I was watching publisher content on one of the Snapchat Discover channels this weekend and an ad popped up for Uber. What was really cool about it was that I simply had to swipe upwards on the ad and was automatically directed to the app’s download page. The ad was visually appealing, and conversion was fast and simple. I literally just had to swipe and then hit the download button.
Snapchat is newly emerging as a viable mobile ad platform. It’s currently a better platform for brands looking to start gaining visibility with younger audiences, especially since it was just crowned as the most popular social media channel with U.S. teens.
I wouldn’t be surprised if Snapchat eventually catches on as a mainstream app, though, and then will be able to offer more benefit for a wide variety of brands. Features like live coverage of major events, like award ceremonies, and partnerships with publishers like the Wall Street Journal, could be a big draw in the future.

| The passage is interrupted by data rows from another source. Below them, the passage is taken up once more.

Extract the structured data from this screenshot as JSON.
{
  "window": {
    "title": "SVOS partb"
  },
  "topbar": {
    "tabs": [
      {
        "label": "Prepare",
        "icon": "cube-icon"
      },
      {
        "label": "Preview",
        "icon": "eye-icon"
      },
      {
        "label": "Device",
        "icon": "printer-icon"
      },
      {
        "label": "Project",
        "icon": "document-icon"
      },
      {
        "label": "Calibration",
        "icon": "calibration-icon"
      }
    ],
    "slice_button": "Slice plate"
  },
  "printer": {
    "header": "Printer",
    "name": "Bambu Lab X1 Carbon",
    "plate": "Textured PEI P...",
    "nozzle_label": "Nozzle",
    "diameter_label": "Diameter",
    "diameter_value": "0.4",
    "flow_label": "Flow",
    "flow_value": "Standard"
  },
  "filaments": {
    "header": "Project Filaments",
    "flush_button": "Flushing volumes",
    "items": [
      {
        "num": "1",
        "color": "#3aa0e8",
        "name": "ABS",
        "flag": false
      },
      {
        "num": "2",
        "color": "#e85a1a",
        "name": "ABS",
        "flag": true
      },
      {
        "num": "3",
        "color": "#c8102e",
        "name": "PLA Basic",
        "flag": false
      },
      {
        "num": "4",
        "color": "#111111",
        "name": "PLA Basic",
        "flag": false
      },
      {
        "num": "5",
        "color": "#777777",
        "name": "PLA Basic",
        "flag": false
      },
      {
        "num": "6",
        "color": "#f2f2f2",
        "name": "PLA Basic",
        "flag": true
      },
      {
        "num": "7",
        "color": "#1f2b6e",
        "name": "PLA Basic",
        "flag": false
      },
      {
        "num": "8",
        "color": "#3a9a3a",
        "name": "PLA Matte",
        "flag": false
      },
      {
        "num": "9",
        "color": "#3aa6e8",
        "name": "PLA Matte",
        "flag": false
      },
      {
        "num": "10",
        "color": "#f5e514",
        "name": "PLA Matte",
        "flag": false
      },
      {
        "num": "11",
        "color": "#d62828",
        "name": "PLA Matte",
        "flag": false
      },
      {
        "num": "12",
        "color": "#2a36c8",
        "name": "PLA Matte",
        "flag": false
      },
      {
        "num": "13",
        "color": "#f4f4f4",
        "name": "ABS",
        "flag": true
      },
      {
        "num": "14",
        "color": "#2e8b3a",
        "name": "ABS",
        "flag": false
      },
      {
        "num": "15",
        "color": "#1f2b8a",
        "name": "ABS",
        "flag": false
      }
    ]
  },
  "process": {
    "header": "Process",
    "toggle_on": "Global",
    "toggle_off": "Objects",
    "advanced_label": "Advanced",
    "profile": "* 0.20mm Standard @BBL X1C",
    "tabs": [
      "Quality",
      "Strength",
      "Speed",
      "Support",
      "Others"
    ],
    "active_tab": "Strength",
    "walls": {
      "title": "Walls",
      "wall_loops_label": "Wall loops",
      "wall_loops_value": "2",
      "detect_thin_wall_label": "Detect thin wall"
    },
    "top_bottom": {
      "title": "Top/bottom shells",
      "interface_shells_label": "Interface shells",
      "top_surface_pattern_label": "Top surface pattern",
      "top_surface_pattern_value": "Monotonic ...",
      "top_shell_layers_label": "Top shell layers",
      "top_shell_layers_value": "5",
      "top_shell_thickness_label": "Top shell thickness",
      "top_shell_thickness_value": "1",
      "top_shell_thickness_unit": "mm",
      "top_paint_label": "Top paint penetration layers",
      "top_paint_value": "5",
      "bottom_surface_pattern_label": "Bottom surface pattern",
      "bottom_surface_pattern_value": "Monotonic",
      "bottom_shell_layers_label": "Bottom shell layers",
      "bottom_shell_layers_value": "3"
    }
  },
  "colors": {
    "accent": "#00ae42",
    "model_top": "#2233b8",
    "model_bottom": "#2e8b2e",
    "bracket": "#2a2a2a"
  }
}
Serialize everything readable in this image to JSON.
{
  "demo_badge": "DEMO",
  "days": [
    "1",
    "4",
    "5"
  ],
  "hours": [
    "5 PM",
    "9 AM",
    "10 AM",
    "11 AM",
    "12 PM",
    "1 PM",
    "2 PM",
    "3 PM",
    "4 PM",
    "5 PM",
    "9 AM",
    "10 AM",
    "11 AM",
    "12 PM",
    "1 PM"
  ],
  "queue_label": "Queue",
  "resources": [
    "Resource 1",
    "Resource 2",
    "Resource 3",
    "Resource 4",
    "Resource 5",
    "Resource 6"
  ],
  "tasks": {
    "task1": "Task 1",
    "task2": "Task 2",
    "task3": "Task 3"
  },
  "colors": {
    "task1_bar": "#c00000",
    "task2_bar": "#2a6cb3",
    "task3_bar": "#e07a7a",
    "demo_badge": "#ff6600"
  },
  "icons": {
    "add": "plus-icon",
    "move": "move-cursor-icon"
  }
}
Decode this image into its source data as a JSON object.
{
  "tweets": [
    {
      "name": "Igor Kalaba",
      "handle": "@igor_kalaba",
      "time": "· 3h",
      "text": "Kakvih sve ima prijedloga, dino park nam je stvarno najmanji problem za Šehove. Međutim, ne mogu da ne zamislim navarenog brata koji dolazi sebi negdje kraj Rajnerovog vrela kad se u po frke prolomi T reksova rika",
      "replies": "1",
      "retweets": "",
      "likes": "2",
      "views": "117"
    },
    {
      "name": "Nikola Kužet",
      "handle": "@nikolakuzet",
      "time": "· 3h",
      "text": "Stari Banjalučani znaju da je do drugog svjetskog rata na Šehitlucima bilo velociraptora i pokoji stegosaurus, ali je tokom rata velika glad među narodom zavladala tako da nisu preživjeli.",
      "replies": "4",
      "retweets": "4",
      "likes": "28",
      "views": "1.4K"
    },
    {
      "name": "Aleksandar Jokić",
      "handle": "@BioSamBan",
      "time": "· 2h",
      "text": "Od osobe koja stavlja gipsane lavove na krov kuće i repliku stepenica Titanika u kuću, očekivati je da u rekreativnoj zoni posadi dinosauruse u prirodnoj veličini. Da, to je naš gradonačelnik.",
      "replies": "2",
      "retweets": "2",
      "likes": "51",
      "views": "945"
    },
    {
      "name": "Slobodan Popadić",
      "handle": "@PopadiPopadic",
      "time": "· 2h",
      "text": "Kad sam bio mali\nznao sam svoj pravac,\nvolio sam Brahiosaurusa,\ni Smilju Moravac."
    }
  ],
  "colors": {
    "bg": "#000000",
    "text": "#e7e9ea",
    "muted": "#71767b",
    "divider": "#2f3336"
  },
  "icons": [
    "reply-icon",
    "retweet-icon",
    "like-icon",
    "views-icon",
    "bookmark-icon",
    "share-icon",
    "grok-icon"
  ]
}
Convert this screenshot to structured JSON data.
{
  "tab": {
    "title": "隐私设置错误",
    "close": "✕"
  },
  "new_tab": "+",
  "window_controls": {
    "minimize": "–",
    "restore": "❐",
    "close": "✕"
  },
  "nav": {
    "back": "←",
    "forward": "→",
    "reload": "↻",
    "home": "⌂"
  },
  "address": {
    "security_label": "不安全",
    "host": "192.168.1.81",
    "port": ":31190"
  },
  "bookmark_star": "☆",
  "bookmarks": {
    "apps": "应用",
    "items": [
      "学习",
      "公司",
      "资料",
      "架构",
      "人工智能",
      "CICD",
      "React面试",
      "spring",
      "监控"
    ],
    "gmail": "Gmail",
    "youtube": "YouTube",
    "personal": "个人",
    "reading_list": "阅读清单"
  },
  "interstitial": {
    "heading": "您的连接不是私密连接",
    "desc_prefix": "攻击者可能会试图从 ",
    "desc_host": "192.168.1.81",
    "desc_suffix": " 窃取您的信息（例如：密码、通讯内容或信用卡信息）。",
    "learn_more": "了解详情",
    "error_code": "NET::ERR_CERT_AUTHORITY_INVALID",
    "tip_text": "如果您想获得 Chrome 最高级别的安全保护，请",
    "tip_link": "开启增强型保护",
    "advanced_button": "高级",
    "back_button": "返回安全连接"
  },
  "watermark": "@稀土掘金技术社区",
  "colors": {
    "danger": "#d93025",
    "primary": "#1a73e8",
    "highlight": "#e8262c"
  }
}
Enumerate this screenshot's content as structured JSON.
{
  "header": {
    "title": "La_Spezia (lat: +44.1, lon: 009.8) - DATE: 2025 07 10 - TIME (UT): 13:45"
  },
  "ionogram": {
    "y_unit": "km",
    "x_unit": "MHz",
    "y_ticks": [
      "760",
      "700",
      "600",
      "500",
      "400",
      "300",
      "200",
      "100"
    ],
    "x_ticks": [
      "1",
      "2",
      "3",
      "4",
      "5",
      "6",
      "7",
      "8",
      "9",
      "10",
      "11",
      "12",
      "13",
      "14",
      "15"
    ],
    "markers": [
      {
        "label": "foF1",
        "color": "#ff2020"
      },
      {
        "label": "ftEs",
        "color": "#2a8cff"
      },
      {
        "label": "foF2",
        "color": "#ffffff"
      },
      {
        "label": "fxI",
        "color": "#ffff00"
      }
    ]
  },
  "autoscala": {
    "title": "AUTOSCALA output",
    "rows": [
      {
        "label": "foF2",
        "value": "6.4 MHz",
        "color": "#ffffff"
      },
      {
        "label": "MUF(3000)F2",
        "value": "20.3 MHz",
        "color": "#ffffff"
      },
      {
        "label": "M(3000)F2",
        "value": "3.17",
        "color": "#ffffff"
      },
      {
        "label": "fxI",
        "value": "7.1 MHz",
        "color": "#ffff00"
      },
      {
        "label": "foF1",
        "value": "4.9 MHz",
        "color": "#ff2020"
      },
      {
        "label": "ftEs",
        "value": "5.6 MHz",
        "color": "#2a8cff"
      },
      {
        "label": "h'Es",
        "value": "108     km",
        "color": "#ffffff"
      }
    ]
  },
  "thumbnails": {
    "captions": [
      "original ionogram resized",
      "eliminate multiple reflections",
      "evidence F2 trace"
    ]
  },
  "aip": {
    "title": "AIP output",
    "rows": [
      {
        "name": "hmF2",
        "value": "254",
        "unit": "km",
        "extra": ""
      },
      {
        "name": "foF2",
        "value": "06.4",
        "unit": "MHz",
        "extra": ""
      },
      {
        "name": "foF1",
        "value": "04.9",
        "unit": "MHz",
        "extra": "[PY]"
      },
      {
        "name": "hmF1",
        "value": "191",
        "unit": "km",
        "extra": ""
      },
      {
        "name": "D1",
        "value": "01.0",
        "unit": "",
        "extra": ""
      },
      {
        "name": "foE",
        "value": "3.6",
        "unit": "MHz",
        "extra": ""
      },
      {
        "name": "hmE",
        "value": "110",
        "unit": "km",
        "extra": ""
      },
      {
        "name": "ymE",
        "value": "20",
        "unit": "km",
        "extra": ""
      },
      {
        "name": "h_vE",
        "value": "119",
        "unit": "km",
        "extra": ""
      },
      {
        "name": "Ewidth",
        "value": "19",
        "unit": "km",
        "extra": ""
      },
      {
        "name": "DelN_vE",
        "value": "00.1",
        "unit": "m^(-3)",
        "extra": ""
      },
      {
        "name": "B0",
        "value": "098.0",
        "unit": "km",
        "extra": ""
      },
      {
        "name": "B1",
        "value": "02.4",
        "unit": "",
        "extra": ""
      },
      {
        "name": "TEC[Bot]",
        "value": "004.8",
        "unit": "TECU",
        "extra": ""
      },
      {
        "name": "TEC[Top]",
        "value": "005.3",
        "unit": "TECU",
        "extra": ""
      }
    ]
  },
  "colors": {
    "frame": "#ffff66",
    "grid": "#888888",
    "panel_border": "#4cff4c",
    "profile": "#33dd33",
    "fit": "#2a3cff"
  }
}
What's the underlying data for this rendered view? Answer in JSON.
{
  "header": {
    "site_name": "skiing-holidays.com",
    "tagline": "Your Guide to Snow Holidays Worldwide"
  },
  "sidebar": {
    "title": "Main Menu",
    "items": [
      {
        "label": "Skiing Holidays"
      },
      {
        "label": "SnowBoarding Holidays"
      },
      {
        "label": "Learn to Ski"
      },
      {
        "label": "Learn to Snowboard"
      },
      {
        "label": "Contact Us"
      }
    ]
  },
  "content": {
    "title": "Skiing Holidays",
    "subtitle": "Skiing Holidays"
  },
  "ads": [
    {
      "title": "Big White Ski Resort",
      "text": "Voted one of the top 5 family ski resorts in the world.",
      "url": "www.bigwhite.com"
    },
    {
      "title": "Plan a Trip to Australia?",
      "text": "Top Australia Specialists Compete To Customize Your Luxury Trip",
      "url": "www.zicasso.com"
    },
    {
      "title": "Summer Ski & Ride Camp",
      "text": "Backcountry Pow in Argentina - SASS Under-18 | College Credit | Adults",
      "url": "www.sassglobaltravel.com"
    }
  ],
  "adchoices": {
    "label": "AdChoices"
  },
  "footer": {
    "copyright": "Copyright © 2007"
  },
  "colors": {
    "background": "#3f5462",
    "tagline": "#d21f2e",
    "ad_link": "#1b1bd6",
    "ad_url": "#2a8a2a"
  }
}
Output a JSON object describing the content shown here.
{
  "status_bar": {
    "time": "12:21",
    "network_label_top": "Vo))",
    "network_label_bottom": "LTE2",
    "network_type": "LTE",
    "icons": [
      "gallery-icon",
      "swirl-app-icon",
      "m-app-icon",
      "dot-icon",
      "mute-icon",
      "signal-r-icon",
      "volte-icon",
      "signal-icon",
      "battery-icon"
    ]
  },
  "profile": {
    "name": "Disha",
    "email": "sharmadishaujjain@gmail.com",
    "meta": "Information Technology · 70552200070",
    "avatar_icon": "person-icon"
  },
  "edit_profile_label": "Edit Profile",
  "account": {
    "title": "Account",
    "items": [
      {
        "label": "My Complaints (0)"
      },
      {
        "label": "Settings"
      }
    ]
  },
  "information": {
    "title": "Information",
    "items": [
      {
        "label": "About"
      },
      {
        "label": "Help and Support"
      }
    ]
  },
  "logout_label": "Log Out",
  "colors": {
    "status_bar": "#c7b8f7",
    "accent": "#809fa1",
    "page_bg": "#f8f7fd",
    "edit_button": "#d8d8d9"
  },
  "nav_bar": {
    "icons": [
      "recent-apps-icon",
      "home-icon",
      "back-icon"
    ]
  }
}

Facebook & Instagram
Facebook and Instagram are powerhouse platforms when it comes to mobile app ads. You can’t deny the viability of Facebook as an advertising platform when 72% of online U.S. adults use it. But these two platforms have great value specific to app advertising. At the end of 2015, it was reported that app ads on these two channels drove growth in downloads of 196%.
Instagram alone was responsible of more than a fifth of total clicks on app install ads. That’s pretty phenomenal, especially when you also consider the bonus tidbit that customer acquisition cost is lower on Instagram than other channels.
A few years ago Twitter announced some really nifty app marketing campaign features. Structured like other CPAC campaigns, app ads (called App Cards) appear organically within users’ tweet feeds and provide conversion analytics. The good part is that App Cards have a natural, less obtrusive feel. The bad part I’ve noticed is that it can be easy for users who are quickly scrolling through a feed to pass right by these ads.
Still, Twitter reports that more than 80% of its users are on mobile, which means it’s a great channel to consider for mobile app advertisements. And I’ve loved using the Twitter Ads back-end platform for businesses. It’s got great tools and analytics.
Google & Apple
Beyond the social media channels, Google and Apple will likely soon both offer paid in-store search options for those looking to make their app stand out from the very crowded stores. And the Google AdWords Search Trial Run Ads are also on the horizon after successful testing. Mobile users can try out an app before actually downloading. Hopefully it’ll increase user retention if people can actually see what they’re getting in advance.
App ads are definitely worth it for any brand that has an app available, especially for those in categories with a higher rate of abandonment (travel, books, food & drink currently lead in customer churn). Making the most of these new mobile ad features designed especially for increasing user acquisition and retention could mean the difference between success and failure for many developers.